• ACTIVITY
Go through the records below line by line, counting those that contain the word "time"; answer with the count only.

• INPUT FOR THIS TASK
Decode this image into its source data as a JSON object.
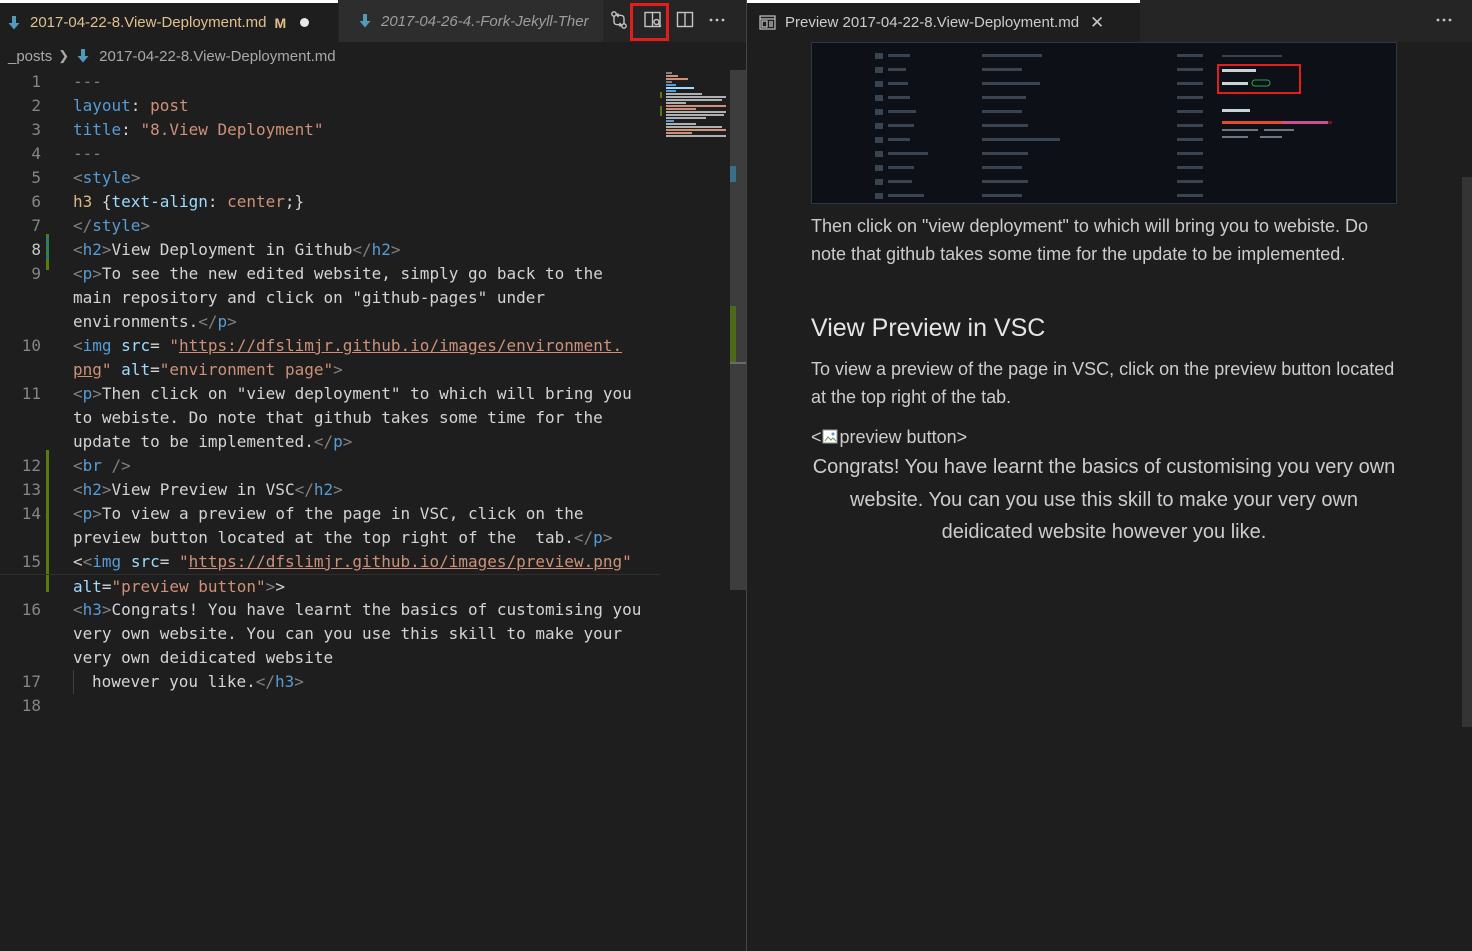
{
  "editor": {
    "active_tab": {
      "name": "2017-04-22-8.View-Deployment.md",
      "status": "M"
    },
    "second_tab": {
      "name": "2017-04-26-4.-Fork-Jekyll-Ther"
    },
    "breadcrumb": {
      "folder": "_posts",
      "file": "2017-04-22-8.View-Deployment.md"
    },
    "actions": [
      "git-compare-icon",
      "open-preview-to-side-icon",
      "split-editor-icon",
      "more-actions-icon"
    ],
    "line_numbers": [
      "1",
      "2",
      "3",
      "4",
      "5",
      "6",
      "7",
      "8",
      "9",
      "10",
      "11",
      "12",
      "13",
      "14",
      "15",
      "16",
      "17",
      "18"
    ],
    "lines": {
      "l1": "---",
      "l2_key": "layout",
      "l2_colon": ": ",
      "l2_val": "post",
      "l3_key": "title",
      "l3_colon": ": ",
      "l3_val": "\"8.View Deployment\"",
      "l4": "---",
      "l5_open": "<",
      "l5_tag": "style",
      "l5_close": ">",
      "l6_sel": "h3",
      "l6_b1": " {",
      "l6_prop": "text-align",
      "l6_colon": ": ",
      "l6_val": "center",
      "l6_b2": ";}",
      "l7_open": "</",
      "l7_tag": "style",
      "l7_close": ">",
      "l8_open": "<",
      "l8_tag": "h2",
      "l8_close": ">",
      "l8_text": "View Deployment in Github",
      "l8_eopen": "</",
      "l8_etag": "h2",
      "l8_eclose": ">",
      "l9a_open": "<",
      "l9a_tag": "p",
      "l9a_close": ">",
      "l9a_text": "To see the new edited website, simply go back to the",
      "l9b_text": "main repository and click on \"github-pages\" under",
      "l9c_text": "environments.",
      "l9c_eopen": "</",
      "l9c_etag": "p",
      "l9c_eclose": ">",
      "l10a_open": "<",
      "l10a_tag": "img",
      "l10a_attr": " src",
      "l10a_eq": "= ",
      "l10a_q": "\"",
      "l10a_url": "https://dfslimjr.github.io/images/environment.",
      "l10b_url": "png",
      "l10b_q": "\"",
      "l10b_attr": " alt",
      "l10b_eq": "=",
      "l10b_val": "\"environment page\"",
      "l10b_close": ">",
      "l11a_open": "<",
      "l11a_tag": "p",
      "l11a_close": ">",
      "l11a_text": "Then click on \"view deployment\" to which will bring you",
      "l11b_text": "to webiste. Do note that github takes some time for the",
      "l11c_text": "update to be implemented.",
      "l11c_eopen": "</",
      "l11c_etag": "p",
      "l11c_eclose": ">",
      "l12_open": "<",
      "l12_tag": "br",
      "l12_close": " />",
      "l13_open": "<",
      "l13_tag": "h2",
      "l13_close": ">",
      "l13_text": "View Preview in VSC",
      "l13_eopen": "</",
      "l13_etag": "h2",
      "l13_eclose": ">",
      "l14a_open": "<",
      "l14a_tag": "p",
      "l14a_close": ">",
      "l14a_text": "To view a preview of the page in VSC, click on the",
      "l14b_text": "preview button located at the top right of the  tab.",
      "l14b_eopen": "</",
      "l14b_etag": "p",
      "l14b_eclose": ">",
      "l15a_lt": "<",
      "l15a_open": "<",
      "l15a_tag": "img",
      "l15a_attr": " src",
      "l15a_eq": "= ",
      "l15a_q1": "\"",
      "l15a_url": "https://dfslimjr.github.io/images/preview.png",
      "l15a_q2": "\"",
      "l15b_attr": "alt",
      "l15b_eq": "=",
      "l15b_val": "\"preview button\"",
      "l15b_close": ">",
      "l15b_gt": ">",
      "l16a_open": "<",
      "l16a_tag": "h3",
      "l16a_close": ">",
      "l16a_text": "Congrats! You have learnt the basics of customising you",
      "l16b_text": "very own website. You can you use this skill to make your",
      "l16c_text": "very own deidicated website",
      "l17_text": "however you like.",
      "l17_eopen": "</",
      "l17_etag": "h3",
      "l17_eclose": ">"
    }
  },
  "preview": {
    "tab_title": "Preview 2017-04-22-8.View-Deployment.md",
    "para_deploy": "Then click on \"view deployment\" to which will bring you to webiste. Do note that github takes some time for the update to be implemented.",
    "h2_vsc": "View Preview in VSC",
    "para_vsc": "To view a preview of the page in VSC, click on the preview button located at the top right of the tab.",
    "img_lt": "<",
    "img_alt": "preview button>",
    "h3_congrats": "Congrats! You have learnt the basics of customising you very own website. You can you use this skill to make your very own deidicated website however you like."
  },
  "colors": {
    "highlight_box": "#e51c1c",
    "modified": "#e2c08d",
    "added_gutter": "#587c0c",
    "modified_gutter": "#0c7d9d"
  }
}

• SOLVED EXERCISE
2